Exploring Essential Radiology helps medical students and residents develop their imaging interpretation skills in various modalities as well as various anatomical regions. This book offers the chance for learners to sharpen their clinical knowledge and diagnostic skills.
Radiographs are produced by beaming x-rays through the body onto a medium (film or digital solid-state plate). The patient is properly positioned and protected from unnecessary radiation, the medium and x-ray sources are correctly placed, optimal x-ray machine settings are selected, and the radiograph is interpreted and reported.

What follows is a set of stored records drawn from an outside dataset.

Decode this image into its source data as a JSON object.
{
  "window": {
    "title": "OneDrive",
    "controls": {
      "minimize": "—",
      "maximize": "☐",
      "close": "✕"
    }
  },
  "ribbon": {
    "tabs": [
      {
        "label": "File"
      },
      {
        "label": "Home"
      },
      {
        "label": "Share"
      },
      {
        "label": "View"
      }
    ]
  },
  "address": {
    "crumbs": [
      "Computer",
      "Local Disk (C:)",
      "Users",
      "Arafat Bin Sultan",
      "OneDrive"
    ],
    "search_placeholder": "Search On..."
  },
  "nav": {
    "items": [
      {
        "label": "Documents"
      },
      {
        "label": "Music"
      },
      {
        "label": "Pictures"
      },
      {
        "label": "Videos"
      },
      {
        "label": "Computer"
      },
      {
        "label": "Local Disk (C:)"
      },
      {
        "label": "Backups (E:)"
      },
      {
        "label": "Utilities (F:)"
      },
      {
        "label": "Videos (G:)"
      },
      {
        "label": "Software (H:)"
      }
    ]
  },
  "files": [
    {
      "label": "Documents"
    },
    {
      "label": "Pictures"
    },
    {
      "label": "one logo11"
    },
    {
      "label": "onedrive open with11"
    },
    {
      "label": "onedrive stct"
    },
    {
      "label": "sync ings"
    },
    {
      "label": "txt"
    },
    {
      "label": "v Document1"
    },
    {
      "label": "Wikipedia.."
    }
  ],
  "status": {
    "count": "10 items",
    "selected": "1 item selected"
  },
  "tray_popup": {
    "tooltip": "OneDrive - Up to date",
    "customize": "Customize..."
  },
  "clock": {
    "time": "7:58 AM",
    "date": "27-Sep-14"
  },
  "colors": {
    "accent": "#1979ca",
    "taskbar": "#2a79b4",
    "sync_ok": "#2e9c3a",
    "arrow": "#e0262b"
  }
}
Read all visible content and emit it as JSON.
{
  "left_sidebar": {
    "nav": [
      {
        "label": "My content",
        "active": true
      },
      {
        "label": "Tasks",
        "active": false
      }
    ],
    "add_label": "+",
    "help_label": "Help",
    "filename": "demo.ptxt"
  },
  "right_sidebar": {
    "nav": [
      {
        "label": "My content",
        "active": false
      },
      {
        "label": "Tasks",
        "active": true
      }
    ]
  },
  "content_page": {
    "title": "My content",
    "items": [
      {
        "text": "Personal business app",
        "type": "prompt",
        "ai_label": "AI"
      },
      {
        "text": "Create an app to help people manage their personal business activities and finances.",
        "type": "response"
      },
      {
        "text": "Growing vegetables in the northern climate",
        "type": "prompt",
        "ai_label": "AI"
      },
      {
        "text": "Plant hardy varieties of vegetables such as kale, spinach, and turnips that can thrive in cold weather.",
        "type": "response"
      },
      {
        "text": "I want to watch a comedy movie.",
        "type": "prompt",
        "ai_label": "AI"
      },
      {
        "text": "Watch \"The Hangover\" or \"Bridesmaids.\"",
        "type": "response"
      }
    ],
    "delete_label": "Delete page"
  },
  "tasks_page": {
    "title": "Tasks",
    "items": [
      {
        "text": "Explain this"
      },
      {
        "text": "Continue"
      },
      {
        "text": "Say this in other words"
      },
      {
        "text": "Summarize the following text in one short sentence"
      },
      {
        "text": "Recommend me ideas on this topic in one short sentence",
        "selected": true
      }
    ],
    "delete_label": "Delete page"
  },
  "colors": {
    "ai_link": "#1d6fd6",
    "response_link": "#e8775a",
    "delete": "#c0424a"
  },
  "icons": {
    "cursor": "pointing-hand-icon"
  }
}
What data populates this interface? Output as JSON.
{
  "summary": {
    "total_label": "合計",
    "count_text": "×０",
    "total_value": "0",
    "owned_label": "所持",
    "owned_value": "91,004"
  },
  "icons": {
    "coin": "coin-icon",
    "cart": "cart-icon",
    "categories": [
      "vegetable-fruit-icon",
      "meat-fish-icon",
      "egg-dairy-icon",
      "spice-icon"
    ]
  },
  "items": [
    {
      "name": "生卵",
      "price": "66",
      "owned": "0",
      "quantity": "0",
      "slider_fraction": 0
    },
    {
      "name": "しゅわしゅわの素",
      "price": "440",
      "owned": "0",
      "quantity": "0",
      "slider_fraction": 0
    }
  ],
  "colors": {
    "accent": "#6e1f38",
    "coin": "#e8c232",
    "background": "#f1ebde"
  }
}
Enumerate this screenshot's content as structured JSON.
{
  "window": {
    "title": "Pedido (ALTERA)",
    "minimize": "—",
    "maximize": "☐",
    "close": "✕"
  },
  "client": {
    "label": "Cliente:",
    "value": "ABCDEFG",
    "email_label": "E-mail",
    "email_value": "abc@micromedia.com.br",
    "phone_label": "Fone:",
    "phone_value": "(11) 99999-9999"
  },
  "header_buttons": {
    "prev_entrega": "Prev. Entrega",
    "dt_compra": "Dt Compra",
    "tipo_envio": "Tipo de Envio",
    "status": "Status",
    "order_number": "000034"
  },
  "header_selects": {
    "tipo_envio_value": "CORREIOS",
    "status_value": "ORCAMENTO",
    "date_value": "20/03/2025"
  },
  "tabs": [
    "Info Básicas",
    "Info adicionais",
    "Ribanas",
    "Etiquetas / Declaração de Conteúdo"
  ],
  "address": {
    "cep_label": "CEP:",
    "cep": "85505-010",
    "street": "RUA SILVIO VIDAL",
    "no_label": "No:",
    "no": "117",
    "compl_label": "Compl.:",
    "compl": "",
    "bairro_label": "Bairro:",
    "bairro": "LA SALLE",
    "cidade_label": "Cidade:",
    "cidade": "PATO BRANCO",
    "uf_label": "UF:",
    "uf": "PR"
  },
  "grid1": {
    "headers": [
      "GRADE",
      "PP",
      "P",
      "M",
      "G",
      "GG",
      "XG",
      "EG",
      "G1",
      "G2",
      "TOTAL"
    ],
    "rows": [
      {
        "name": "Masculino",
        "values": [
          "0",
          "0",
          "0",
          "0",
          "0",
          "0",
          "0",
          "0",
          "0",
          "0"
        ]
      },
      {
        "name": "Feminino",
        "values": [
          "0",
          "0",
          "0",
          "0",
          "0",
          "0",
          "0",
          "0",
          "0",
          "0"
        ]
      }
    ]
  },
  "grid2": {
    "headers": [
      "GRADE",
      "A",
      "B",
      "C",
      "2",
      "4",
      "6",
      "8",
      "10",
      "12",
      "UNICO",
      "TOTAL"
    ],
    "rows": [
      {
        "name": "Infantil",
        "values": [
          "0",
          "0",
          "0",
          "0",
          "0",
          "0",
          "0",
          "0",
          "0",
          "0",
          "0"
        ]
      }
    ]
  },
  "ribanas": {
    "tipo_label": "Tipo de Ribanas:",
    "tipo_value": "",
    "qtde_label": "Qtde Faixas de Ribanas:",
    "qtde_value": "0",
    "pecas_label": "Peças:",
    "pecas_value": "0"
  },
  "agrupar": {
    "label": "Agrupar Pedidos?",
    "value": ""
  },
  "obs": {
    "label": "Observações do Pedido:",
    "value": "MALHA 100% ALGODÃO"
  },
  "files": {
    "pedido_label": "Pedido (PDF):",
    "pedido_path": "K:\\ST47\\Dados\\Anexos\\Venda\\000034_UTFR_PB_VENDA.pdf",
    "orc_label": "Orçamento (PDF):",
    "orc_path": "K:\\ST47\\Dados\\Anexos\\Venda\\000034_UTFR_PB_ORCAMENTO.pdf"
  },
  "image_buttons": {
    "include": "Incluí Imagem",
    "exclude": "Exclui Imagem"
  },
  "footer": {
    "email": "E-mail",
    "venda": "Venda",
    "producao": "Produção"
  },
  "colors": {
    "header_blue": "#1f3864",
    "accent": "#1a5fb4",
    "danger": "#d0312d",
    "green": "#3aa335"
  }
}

X-rays passing through the body tissues are recorded as black on the radiograph; those that are absorbed or deflected leave the medium white—this reduction in intensity of the x-ray beam is attenuation. Living tissues cause different degrees of attenuation (the tissue radiodensity). Tissues are grouped into four degrees of radiodensity—air, fat, soft tissue, and bone. Metal within the body produces a fifth degree of radiodensity. Air is radiolucent and appears black, while bone is radio-opaque and appears white. Between different radiodensities are radiological interfaces. They can be seen as lines parallel to the x-ray beam.
Images of the same structure can be looked at from different angles, termed views. Radiographs (being two-dimensional) must be taken in at least two projections at right angles to obtain a three-dimensional mental image. Views are named according to the direction of the beam (anteroposterior, posteroanterior, lateral, or oblique). At times, special views may be ordered, such as skyline patella, stress inversion, bone age, skeletal survey, weight-bearing, or views taken with joints in the full range of movement (such as the neck in flexion and extension).
The degree of penetration of the medium determines the viewer's ability to identify different tissues; thus, an over-penetrated film is too black, and an underpenetrated film is too white. Sharpness is an indicator of how well defined the various tissue interfaces are; low resolution indicates the degree of blurring of the interfaces. Spatial resolution is the capacity to define two small objects close together. X-rays, being divergent, will magnify objects in their path—the closer an object is to the medium, the less is its magnification. Overlap of structures in the x-ray path is termed superimposition, and anatomical knowledge is required to interpret the overlapping images of complex structures. Problems with superimposition are partially resolved by ...